  12. "Museum drops entry fee". BBC. 27 December 2003.
  13. "Visitors flock to fee-free Urbis". Manchester Evening News. 9 January 2004.
  14. "Urbis visitors increase by 550%". BBC. 12 April 2004.
  15. "Urbis boss 'bitter sweet' over its future in Manchester". BBC. 24 February 2010.
  16. Brown, Mark (24 January 2010). "Urbis sent off: Manchester cultural hub to become football museum". The Guardian. We banned the word museum.
  17. Ward, David (11 May 2004). "The white elephant that learned to fly". The Guardian.
  18. Manchester's Urbis closes to become National Football Museum BBC 27 February 2010. Retrieved on 23 April 2010.
  19. "National Football Museum to move to Urbis". Manchester Evening News. 2009. Retrieved on 21 December 2009.
  20. "Football museum 'needs more cash'". BBC. 23 January 2007.
  21. "Anger over football museum move". BBC. 19 November 2009.
  22. "Rival bid on football museum move". BBC. 15 October 2009.
  23. "No late kick-off: Football museum will overcome funding cuts to open on time in Urbis". Manchester Evening News. 6 January 2011.
  24. "Brazen PR plays ball with National Football Museum". Manchester Evening News. 4 July 2011.
  25. "Back of the net: National Football Museum smashes targets for visitors". Manchester Evening News. 26 April 2013. Retrieved 7 May 2013.
  26. "State of the Art: New York", Urbis, retrieved 15 July 2011
  27. "Videogame Nation", Urbis, retrieved 15 July 2011
  28. "Best of Manchester Awards 2009", Urbis, retrieved 15 July 2011
  29. "Home Grown: The Story of UK Hip Hop", Urbis, retrieved 15 July 2011
  30. "Manchester, Television & the City: Ghosts of Winter Hill", Urbis, retrieved 15 July 2011
  31. "Manchester on TV: Ghosts of Winter Hill". BBC. 30 October 2009. Retrieved 15 July 2011.
  32. Vaughan, Megan (28 August 2008). "Going underground at Manchester Zinefest". Metro. Retrieved 27 October 2012.
  33. "How Manga Took Over the World", Urbis Archive, retrieved 27 October 2012
  34. "Hacking into Manchester". BBC Manchester. 20 November 2008. Retrieved 27 October 2012.
  35. "Behind reality". BBC Manchester. November 2008. Retrieved 27 October 2012.
  36. "Urban Gardening", Urbis Archive, retrieved 27 October 2012
  37. "Black Panther: Emory Douglas and the art of revolution". Urbis Archive. Retrieved 27 October 2012.
  38. "city til i die". Urbis. Retrieved 14 July 2011.
  39. "Urbis pays homage to City fans". Manchester Evening News. 17 April 2007.

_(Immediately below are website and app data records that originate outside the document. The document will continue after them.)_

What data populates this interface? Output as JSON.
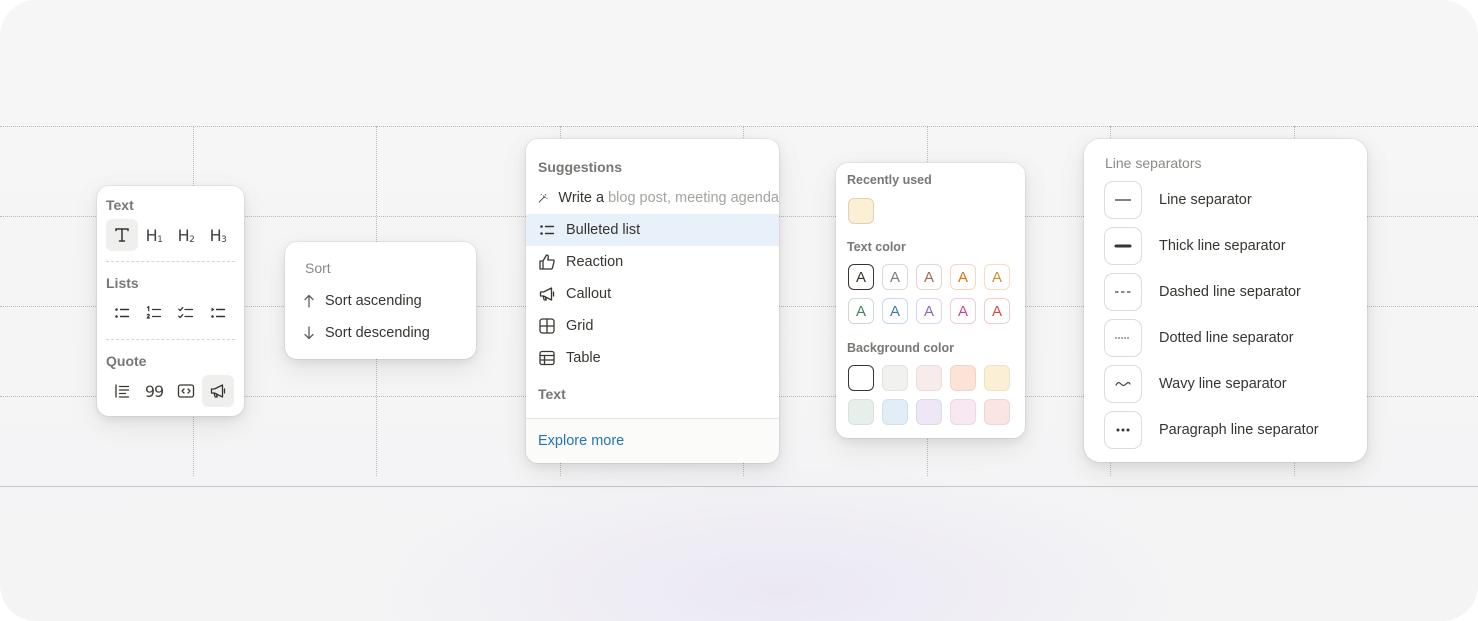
{
  "text_toolbar": {
    "text_heading": "Text",
    "lists_heading": "Lists",
    "quote_heading": "Quote",
    "h1_main": "H",
    "h1_sub": "1",
    "h2_main": "H",
    "h2_sub": "2",
    "h3_main": "H",
    "h3_sub": "3",
    "icons": [
      "text-icon",
      "heading-1-icon",
      "heading-2-icon",
      "heading-3-icon",
      "bulleted-list-icon",
      "numbered-list-icon",
      "todo-list-icon",
      "toggle-list-icon",
      "quote-icon",
      "blockquote-99-icon",
      "code-icon",
      "callout-megaphone-icon"
    ]
  },
  "sort_menu": {
    "heading": "Sort",
    "items": [
      {
        "label": "Sort ascending",
        "icon": "arrow-up-icon"
      },
      {
        "label": "Sort descending",
        "icon": "arrow-down-icon"
      }
    ]
  },
  "suggestions_menu": {
    "heading": "Suggestions",
    "ai_prefix": "Write a",
    "ai_placeholder": "blog post, meeting agenda",
    "items": [
      {
        "label": "Bulleted list",
        "icon": "bulleted-list-icon",
        "highlighted": true
      },
      {
        "label": "Reaction",
        "icon": "thumbs-up-icon"
      },
      {
        "label": "Callout",
        "icon": "megaphone-icon"
      },
      {
        "label": "Grid",
        "icon": "grid-icon"
      },
      {
        "label": "Table",
        "icon": "table-icon"
      }
    ],
    "text_heading": "Text",
    "footer_link": "Explore more",
    "highlight_color": "#e8f1f9",
    "link_color": "#2274b8"
  },
  "color_picker": {
    "recent_heading": "Recently used",
    "text_heading": "Text color",
    "background_heading": "Background color",
    "swatch_letter": "A",
    "recent_colors": [
      "#fbf0d6"
    ],
    "text_colors": [
      "#37352f",
      "#7d7a75",
      "#9f6b53",
      "#d9730d",
      "#cb912f",
      "#448361",
      "#337ea9",
      "#9065b0",
      "#c14c8a",
      "#d44c47"
    ],
    "background_colors": [
      "#ffffff",
      "#f1f1ef",
      "#f8ecea",
      "#fbe4d5",
      "#fbf0d6",
      "#e6f0ea",
      "#e1eef8",
      "#efe6f6",
      "#f8e8f1",
      "#fbe5e4"
    ]
  },
  "line_separators": {
    "heading": "Line separators",
    "items": [
      {
        "label": "Line separator",
        "icon": "line-separator-icon"
      },
      {
        "label": "Thick line separator",
        "icon": "thick-line-separator-icon"
      },
      {
        "label": "Dashed line separator",
        "icon": "dashed-line-separator-icon"
      },
      {
        "label": "Dotted line separator",
        "icon": "dotted-line-separator-icon"
      },
      {
        "label": "Wavy line separator",
        "icon": "wavy-line-separator-icon"
      },
      {
        "label": "Paragraph line separator",
        "icon": "paragraph-separator-icon"
      }
    ]
  }
}
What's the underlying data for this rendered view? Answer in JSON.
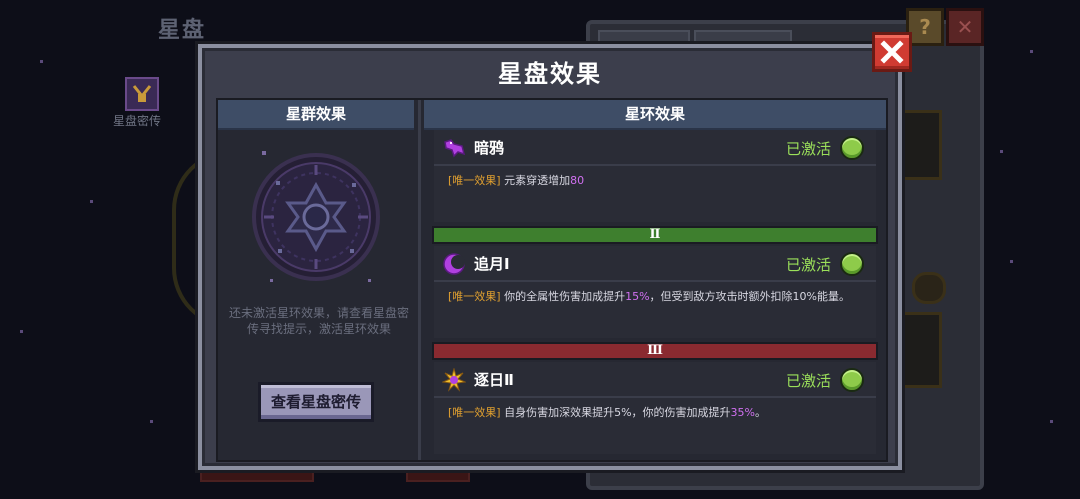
{
  "background": {
    "title": "星盘",
    "item_label": "星盘密传",
    "help_label": "?",
    "close_label": "✕"
  },
  "modal": {
    "title": "星盘效果",
    "close_icon": "close-x-icon"
  },
  "left": {
    "header": "星群效果",
    "hint": "还未激活星环效果，请查看星盘密传寻找提示，激活星环效果",
    "button_label": "查看星盘密传"
  },
  "right": {
    "header": "星环效果",
    "entries": [
      {
        "icon": "raven-icon",
        "name": "暗鸦",
        "status": "已激活",
        "tag": "[唯一效果]",
        "desc_pre": "元素穿透增加",
        "desc_hl": "80",
        "desc_post": ""
      },
      {
        "icon": "crescent-moon-icon",
        "name": "追月Ⅰ",
        "status": "已激活",
        "tag": "[唯一效果]",
        "desc_pre": "你的全属性伤害加成提升",
        "desc_hl": "15%",
        "desc_post": "，但受到敌方攻击时额外扣除10%能量。"
      },
      {
        "icon": "sun-icon",
        "name": "逐日Ⅱ",
        "status": "已激活",
        "tag": "[唯一效果]",
        "desc_pre": "自身伤害加深效果提升5%，你的伤害加成提升",
        "desc_hl": "35%",
        "desc_post": "。"
      }
    ],
    "dividers": [
      {
        "label": "Ⅱ",
        "color": "#3e7f2e"
      },
      {
        "label": "Ⅲ",
        "color": "#8a2a30"
      }
    ]
  },
  "colors": {
    "active_green": "#9be05a",
    "highlight_purple": "#d070f0",
    "tag_orange": "#e0a030",
    "close_red": "#d03b32"
  }
}
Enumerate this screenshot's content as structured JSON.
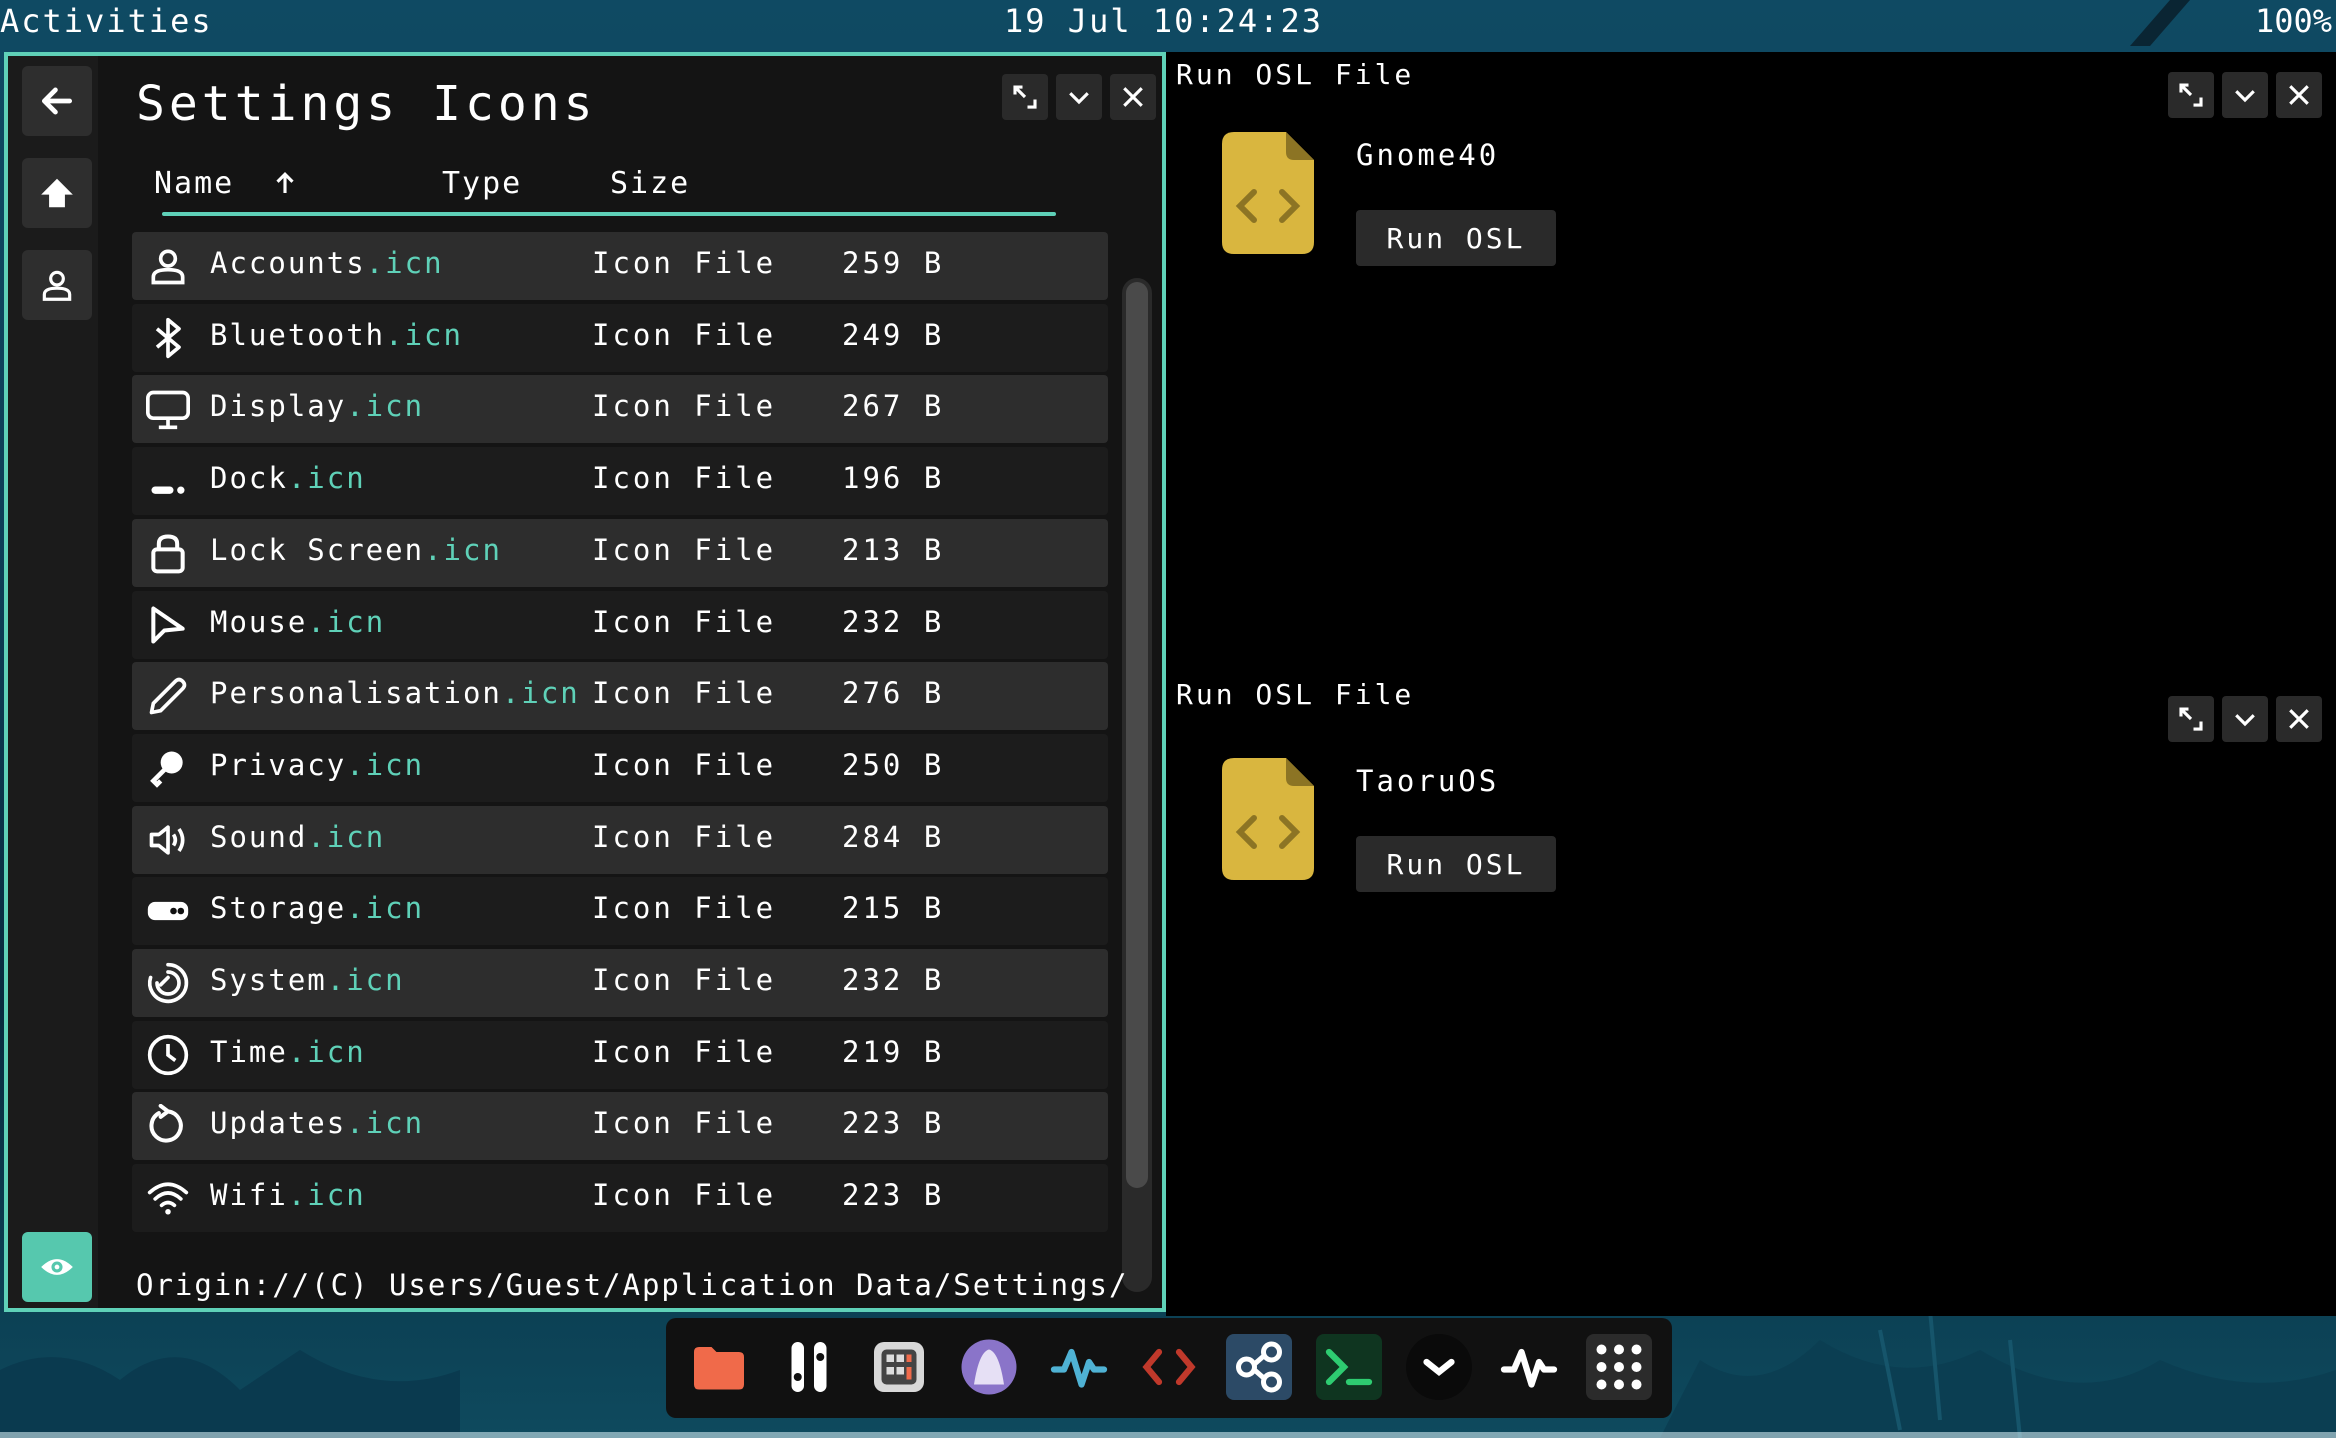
{
  "topbar": {
    "activities": "Activities",
    "clock": "19  Jul  10:24:23",
    "battery": "100%"
  },
  "files_window": {
    "title": "Settings  Icons",
    "columns": {
      "name": "Name",
      "type": "Type",
      "size": "Size"
    },
    "sort": "name-ascending",
    "rows": [
      {
        "name": "Accounts",
        "ext": ".icn",
        "type": "Icon  File",
        "size": "259  B",
        "icon": "person-icon"
      },
      {
        "name": "Bluetooth",
        "ext": ".icn",
        "type": "Icon  File",
        "size": "249  B",
        "icon": "bluetooth-icon"
      },
      {
        "name": "Display",
        "ext": ".icn",
        "type": "Icon  File",
        "size": "267  B",
        "icon": "monitor-icon"
      },
      {
        "name": "Dock",
        "ext": ".icn",
        "type": "Icon  File",
        "size": "196  B",
        "icon": "dock-icon"
      },
      {
        "name": "Lock  Screen",
        "ext": ".icn",
        "type": "Icon  File",
        "size": "213  B",
        "icon": "lock-icon"
      },
      {
        "name": "Mouse",
        "ext": ".icn",
        "type": "Icon  File",
        "size": "232  B",
        "icon": "pointer-icon"
      },
      {
        "name": "Personalisation",
        "ext": ".icn",
        "type": "Icon  File",
        "size": "276  B",
        "icon": "pencil-icon"
      },
      {
        "name": "Privacy",
        "ext": ".icn",
        "type": "Icon  File",
        "size": "250  B",
        "icon": "key-icon"
      },
      {
        "name": "Sound",
        "ext": ".icn",
        "type": "Icon  File",
        "size": "284  B",
        "icon": "speaker-icon"
      },
      {
        "name": "Storage",
        "ext": ".icn",
        "type": "Icon  File",
        "size": "215  B",
        "icon": "storage-icon"
      },
      {
        "name": "System",
        "ext": ".icn",
        "type": "Icon  File",
        "size": "232  B",
        "icon": "system-icon"
      },
      {
        "name": "Time",
        "ext": ".icn",
        "type": "Icon  File",
        "size": "219  B",
        "icon": "clock-icon"
      },
      {
        "name": "Updates",
        "ext": ".icn",
        "type": "Icon  File",
        "size": "223  B",
        "icon": "refresh-icon"
      },
      {
        "name": "Wifi",
        "ext": ".icn",
        "type": "Icon  File",
        "size": "223  B",
        "icon": "wifi-icon"
      }
    ],
    "origin": "Origin://(C)  Users/Guest/Application  Data/Settings/"
  },
  "osl_windows": [
    {
      "title": "Run  OSL  File",
      "file_name": "Gnome40",
      "button": "Run  OSL"
    },
    {
      "title": "Run  OSL  File",
      "file_name": "TaoruOS",
      "button": "Run  OSL"
    }
  ],
  "dock": {
    "items": [
      "files-icon",
      "settings-icon",
      "calculator-icon",
      "browser-icon",
      "activity-icon",
      "code-icon",
      "nodes-icon",
      "terminal-icon",
      "chevron-icon",
      "monitor-icon",
      "app-grid-icon"
    ]
  },
  "colors": {
    "accent": "#5fd1b8",
    "folder_yellow": "#d9b63f",
    "row_alt": "#2d2d2d",
    "row_base": "#1c1c1c"
  }
}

  40. Worsley, Giles (19 January 2005). "Shaping the future". Daily Telegraph.

This article is issued from Wikipedia. The text is licensed under Creative Commons - Attribution - Sharealike. Additional terms may apply for the media files.